image courtesy of www.healthhabits.ca
When I get sick, as I have been for the past 3 days, I tend to watch more TV than usual. More TV = more commercials, at least for the tivo-less. This morning I saw a new (for me) commercial that made me want to hurl my snotty kleenexes at the TV: the corn lobby's commercial in defense of high fructose corn syrup.
The setup wasn't terribly memorable. I think it had something to do with two earnest twenty-somethings deciding whether or not to have dessert. Or, maybe I'm getting confused with the commercial in which the earnest twenty-something is trying to decide between oil-based whipped cream out of a tub or dairy-based whipped cream out of a can.
Anywho ... The punchline of the corn-lobby commercial was that high fructose corn syrup is "just sugar" and 100% natural. The earnest narrator on the commercial didn't go quite as far as telling viewers that sugar is good for you, but that was certainly the implication.
Setting aside, for a moment, the assumption that natural = good for you (umm, arsenic is 100% natural, too...), a new study from Princeton shows that HFCS generates more weight gain among rats than comparable amounts of table sugar. But wait, there's more:
"In addition to causing significant weight gain in lab animals, long-term consumption of high-fructose corn syrup also led to abnormal increases in body fat, especially in the abdomen, and a rise in circulating blood fats called triglycerides."

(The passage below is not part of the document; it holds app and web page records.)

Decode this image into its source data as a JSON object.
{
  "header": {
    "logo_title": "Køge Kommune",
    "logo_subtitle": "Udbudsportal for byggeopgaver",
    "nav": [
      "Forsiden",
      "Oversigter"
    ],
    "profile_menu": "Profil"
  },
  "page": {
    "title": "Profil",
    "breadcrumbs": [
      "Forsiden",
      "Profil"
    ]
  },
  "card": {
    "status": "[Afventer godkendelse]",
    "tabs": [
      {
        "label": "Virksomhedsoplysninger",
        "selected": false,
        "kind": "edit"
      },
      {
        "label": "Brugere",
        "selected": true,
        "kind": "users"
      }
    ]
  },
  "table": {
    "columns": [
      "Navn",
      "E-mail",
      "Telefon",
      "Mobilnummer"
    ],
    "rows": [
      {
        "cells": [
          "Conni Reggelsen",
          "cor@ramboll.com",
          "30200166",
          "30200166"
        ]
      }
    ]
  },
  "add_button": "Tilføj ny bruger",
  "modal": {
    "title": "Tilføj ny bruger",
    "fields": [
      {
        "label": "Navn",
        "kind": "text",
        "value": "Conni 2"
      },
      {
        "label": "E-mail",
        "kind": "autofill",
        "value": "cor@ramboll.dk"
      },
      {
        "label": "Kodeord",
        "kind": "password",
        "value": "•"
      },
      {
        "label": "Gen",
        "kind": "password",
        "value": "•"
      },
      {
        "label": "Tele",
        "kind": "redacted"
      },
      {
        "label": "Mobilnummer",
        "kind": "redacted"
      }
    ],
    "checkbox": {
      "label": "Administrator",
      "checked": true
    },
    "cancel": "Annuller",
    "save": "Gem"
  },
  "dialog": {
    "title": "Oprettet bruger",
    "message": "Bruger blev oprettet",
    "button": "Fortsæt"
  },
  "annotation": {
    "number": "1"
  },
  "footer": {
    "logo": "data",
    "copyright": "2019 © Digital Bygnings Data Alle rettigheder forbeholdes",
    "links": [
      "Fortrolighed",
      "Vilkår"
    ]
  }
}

The full study (via stumptuous) may be behind a subscription wall, but the summary is here.
Of course, plenty of other researchers have noticed that obesity rates have risen in parallel with consumption of HFCS. See this graph, from the CDC:

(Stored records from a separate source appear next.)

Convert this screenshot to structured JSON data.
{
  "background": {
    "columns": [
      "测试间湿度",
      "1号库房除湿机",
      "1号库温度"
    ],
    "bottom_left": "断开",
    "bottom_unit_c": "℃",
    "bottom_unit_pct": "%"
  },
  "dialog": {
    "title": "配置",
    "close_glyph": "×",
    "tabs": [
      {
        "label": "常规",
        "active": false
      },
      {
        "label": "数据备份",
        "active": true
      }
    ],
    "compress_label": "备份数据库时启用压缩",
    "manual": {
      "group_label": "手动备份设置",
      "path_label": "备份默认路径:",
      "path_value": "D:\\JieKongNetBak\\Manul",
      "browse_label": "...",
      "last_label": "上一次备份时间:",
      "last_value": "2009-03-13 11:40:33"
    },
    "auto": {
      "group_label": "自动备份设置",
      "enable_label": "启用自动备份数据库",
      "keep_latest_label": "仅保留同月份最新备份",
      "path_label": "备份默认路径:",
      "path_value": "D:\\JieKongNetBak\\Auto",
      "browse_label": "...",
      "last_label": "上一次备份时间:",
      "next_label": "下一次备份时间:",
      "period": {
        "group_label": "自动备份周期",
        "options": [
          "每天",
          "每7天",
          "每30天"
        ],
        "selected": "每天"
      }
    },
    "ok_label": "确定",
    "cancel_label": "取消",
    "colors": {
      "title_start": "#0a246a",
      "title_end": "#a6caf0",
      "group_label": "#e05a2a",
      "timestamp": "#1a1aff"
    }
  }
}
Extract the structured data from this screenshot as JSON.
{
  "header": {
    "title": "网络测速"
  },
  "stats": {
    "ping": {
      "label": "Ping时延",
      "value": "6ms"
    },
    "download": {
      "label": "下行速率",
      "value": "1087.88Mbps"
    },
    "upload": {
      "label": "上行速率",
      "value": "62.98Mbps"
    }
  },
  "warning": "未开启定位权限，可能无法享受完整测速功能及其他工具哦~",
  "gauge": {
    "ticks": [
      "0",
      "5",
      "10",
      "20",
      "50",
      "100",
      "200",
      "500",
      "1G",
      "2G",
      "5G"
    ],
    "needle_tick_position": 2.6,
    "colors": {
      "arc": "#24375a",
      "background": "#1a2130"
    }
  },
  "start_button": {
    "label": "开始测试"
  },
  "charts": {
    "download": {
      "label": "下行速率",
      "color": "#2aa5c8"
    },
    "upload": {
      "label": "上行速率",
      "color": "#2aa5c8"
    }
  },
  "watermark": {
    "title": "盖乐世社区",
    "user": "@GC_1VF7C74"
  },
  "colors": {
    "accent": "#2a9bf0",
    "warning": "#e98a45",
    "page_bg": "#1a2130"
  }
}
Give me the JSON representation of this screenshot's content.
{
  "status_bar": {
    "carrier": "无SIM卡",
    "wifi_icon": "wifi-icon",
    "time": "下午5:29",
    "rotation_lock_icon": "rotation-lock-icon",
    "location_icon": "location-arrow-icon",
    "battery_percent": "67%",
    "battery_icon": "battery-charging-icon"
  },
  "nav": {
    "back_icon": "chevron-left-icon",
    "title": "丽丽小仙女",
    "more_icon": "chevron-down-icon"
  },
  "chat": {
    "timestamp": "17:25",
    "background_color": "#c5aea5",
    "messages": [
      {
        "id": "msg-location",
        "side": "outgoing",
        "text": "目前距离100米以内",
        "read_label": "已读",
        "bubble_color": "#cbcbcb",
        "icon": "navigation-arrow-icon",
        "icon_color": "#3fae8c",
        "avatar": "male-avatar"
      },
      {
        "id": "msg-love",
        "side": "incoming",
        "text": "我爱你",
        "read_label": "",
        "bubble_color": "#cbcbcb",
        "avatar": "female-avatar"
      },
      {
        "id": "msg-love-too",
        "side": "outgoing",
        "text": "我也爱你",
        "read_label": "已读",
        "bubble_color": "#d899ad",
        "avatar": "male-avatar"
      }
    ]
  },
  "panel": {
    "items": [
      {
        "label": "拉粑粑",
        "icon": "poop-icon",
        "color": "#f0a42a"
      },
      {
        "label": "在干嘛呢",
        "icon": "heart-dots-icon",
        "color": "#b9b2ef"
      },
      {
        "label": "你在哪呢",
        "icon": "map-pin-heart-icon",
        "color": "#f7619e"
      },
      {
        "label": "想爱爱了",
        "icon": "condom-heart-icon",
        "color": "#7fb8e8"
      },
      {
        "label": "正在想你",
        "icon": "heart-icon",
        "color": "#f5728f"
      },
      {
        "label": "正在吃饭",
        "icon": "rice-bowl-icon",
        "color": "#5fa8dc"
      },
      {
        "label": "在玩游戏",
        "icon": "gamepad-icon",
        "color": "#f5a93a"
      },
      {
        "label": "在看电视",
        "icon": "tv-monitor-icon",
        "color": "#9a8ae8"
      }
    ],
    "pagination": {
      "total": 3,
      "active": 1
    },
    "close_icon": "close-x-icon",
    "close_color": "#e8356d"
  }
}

But the Princeton study is important insofar as it moves us a step closer to understanding that correlation may, in fact, be causation.